By MALIA RULON, Associated Press Writer
WASHINGTON (AP) - Ohio would be cut off from Amtrak's rail system if the company goes ahead with threatened reductions to long-distance service.
Amtrak officials compiled a tentative list of 18 routes that could be cut this fall unless the government drastically increases the money it spends on passenger rail. Five of those routes serve 11 cities in Ohio.
Among them: the "Cardinal" from Washington to Chicago through Cincinnati; the "Three Rivers," linking New York and Chicago via Youngstown and Akron; and the "Pennsylvanian," connecting Philadelphia to Chicago through Cleveland and Toledo.
Other Ohio cities that would lose service are Hamilton, Alliance, Elyria, Sandusky, Fostoria and Bryan.
Amtrak warned last week that it would cancel the routes unless it receives $1.2 billion in the 2003 budget year, which begins in October. President Bush's budget proposal released Monday calls for $521 million for Amtrak -- the same amount as the last three years.
"The administration is getting so tied up with its plan to prosecute war anywhere it wants to in the world that it's forgetting to take care of things at home," said Rep. Dennis Kucinich, a Democrat from Cleveland.
Kucinich, who is chairman of the liberal House Progressive Caucus, said Tuesday the long-term viability of Amtrak is in jeopardy and the government should do all it can to keep the trains running.
"It's a critical part of our nation's transportation system," Kucinich said. He said the caucus will introduce legislation to protect the train service to Ohio and other affected states.
Meanwhile, the White House has said it's premature to discuss additional funding until Congress and the administration decide how to restructure Amtrak.
The Amtrak Reform Council was expected to release a report Thursday recommending that the government break up the railroad and open passenger rail to competition.
Ohio Rep. Steven LaTourette, a member of the House Transportation Committee, agreed. He said it's too early in the budget process to worry about the future of Amtrak.
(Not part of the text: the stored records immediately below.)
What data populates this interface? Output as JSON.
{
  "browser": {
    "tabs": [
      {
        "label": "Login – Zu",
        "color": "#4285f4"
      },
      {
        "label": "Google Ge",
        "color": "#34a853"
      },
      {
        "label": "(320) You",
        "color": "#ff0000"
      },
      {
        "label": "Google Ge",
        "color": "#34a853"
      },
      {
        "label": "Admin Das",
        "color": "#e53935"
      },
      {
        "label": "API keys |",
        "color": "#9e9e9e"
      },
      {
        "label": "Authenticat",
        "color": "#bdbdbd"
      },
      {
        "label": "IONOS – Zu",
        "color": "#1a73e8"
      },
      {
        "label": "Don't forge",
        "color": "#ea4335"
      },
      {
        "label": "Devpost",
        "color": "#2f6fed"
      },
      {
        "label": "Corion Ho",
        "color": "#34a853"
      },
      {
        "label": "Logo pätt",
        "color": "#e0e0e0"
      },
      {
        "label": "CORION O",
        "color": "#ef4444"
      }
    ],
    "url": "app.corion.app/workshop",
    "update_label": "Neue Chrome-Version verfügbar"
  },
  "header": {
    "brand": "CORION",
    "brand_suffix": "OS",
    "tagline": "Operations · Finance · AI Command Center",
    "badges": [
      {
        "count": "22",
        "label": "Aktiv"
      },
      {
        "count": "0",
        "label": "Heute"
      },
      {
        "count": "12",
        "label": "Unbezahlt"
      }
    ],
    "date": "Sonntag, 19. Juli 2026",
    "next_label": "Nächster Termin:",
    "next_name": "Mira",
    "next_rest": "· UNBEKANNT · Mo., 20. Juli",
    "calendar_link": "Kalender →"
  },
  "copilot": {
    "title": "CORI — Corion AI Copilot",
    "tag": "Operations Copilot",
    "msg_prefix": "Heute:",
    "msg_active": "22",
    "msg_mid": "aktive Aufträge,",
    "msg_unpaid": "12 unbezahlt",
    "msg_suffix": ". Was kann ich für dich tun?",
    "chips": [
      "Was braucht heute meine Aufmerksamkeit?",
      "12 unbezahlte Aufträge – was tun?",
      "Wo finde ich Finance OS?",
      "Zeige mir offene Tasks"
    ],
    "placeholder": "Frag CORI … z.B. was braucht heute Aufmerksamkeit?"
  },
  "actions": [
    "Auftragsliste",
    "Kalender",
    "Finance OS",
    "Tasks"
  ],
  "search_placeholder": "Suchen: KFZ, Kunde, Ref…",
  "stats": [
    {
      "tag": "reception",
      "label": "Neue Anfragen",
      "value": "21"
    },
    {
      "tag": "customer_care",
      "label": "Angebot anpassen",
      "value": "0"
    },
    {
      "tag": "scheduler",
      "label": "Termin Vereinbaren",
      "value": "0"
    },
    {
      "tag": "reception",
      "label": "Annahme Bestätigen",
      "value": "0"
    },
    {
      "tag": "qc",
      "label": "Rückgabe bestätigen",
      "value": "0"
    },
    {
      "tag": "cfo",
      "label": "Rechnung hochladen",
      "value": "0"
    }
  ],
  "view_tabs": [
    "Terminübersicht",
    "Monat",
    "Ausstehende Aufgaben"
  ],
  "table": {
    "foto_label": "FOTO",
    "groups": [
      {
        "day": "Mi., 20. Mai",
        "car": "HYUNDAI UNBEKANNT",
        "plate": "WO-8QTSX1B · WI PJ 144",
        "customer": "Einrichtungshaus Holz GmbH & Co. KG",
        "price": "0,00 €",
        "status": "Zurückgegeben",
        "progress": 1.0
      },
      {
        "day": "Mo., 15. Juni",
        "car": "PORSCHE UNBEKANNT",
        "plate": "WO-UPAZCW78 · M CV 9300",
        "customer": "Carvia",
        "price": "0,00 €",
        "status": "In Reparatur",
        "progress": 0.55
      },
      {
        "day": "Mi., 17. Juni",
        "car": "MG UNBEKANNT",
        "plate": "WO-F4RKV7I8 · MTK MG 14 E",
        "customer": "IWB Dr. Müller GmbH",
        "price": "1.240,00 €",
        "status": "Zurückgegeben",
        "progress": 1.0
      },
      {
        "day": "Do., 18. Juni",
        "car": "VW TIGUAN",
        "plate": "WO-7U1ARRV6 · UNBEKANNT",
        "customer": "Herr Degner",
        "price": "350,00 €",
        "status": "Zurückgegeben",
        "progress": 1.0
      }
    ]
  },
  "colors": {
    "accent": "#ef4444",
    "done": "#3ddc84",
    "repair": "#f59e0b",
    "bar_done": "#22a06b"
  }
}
"We always appreciate the president's input," said LaTourette, a Republican from Madison. "We've fought the fight on Amtrak for years and we've won it every year, and I have no reason to think that we won't this year."